» AIM OF THE EXERCISE
Return every line of the data below that includes the string "Ctrl".

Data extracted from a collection
------------------------------------

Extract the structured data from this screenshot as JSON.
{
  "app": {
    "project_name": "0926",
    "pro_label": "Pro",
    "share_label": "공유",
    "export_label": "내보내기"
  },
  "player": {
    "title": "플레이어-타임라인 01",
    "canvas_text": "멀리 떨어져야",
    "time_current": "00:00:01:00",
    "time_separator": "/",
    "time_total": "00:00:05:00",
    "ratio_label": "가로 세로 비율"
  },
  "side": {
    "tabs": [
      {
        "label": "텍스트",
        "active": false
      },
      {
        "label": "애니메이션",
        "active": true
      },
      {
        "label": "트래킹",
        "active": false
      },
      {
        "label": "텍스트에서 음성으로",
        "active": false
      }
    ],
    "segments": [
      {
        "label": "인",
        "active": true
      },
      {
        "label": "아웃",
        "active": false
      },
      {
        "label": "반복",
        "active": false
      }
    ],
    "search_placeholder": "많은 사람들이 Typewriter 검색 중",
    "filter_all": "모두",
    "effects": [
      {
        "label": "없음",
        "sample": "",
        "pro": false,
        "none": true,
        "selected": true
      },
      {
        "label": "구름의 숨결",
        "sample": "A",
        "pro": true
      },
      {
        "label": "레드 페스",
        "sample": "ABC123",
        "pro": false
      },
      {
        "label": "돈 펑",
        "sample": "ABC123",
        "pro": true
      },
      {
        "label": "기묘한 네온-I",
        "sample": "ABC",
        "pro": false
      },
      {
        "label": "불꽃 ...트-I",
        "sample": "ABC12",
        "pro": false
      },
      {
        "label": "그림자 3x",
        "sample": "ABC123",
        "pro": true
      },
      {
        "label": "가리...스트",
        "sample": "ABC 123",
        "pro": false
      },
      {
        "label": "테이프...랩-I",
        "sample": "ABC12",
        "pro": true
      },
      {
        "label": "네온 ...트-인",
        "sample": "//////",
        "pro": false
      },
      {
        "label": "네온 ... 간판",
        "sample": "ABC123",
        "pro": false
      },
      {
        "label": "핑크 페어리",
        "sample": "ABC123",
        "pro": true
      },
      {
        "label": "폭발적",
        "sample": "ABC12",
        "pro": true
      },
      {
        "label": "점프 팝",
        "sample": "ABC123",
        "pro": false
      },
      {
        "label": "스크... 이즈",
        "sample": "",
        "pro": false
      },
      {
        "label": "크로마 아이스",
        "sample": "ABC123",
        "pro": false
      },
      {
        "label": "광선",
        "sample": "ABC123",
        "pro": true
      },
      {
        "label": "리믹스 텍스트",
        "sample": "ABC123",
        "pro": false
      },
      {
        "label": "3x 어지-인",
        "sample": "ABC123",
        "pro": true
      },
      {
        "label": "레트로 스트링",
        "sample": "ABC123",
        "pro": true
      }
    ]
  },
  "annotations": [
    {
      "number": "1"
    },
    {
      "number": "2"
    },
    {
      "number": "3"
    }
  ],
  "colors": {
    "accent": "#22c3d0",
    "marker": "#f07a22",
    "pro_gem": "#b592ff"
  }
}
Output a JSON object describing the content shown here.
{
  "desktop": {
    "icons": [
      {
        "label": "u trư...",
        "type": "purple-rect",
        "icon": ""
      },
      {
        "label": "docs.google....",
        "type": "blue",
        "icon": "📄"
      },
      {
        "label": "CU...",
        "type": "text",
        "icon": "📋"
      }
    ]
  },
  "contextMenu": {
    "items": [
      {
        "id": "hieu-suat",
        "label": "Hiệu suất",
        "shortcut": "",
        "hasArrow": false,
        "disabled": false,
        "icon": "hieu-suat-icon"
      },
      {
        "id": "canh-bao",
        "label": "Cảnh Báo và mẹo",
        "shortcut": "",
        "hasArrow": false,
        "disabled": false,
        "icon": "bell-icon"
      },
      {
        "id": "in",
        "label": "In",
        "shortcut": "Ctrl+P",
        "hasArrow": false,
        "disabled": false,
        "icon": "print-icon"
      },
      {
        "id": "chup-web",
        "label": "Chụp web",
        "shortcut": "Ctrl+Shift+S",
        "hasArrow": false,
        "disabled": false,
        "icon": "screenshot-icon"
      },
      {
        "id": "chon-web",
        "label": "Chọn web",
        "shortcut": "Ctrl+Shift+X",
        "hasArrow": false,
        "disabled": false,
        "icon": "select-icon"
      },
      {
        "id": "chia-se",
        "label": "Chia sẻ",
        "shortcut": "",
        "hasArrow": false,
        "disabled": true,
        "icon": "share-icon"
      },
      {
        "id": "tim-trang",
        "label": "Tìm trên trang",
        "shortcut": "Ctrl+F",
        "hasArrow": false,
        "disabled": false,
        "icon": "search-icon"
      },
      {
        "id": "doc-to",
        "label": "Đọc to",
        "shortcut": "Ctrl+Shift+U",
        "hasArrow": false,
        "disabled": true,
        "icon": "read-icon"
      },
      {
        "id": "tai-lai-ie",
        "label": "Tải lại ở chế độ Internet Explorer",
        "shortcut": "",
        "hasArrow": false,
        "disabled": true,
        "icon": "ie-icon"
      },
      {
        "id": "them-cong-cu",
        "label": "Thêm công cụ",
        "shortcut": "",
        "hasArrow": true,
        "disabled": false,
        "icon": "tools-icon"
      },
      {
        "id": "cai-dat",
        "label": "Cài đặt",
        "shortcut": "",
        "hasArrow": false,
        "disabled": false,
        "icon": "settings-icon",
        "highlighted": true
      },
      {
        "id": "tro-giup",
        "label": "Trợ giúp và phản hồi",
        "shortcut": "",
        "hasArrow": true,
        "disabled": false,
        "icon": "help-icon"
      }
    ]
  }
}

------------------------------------

» THE COMPLETED TASK
        "shortcut": "Ctrl+P",
        "shortcut": "Ctrl+Shift+S",
        "shortcut": "Ctrl+Shift+X",
        "shortcut": "Ctrl+F",
        "shortcut": "Ctrl+Shift+U",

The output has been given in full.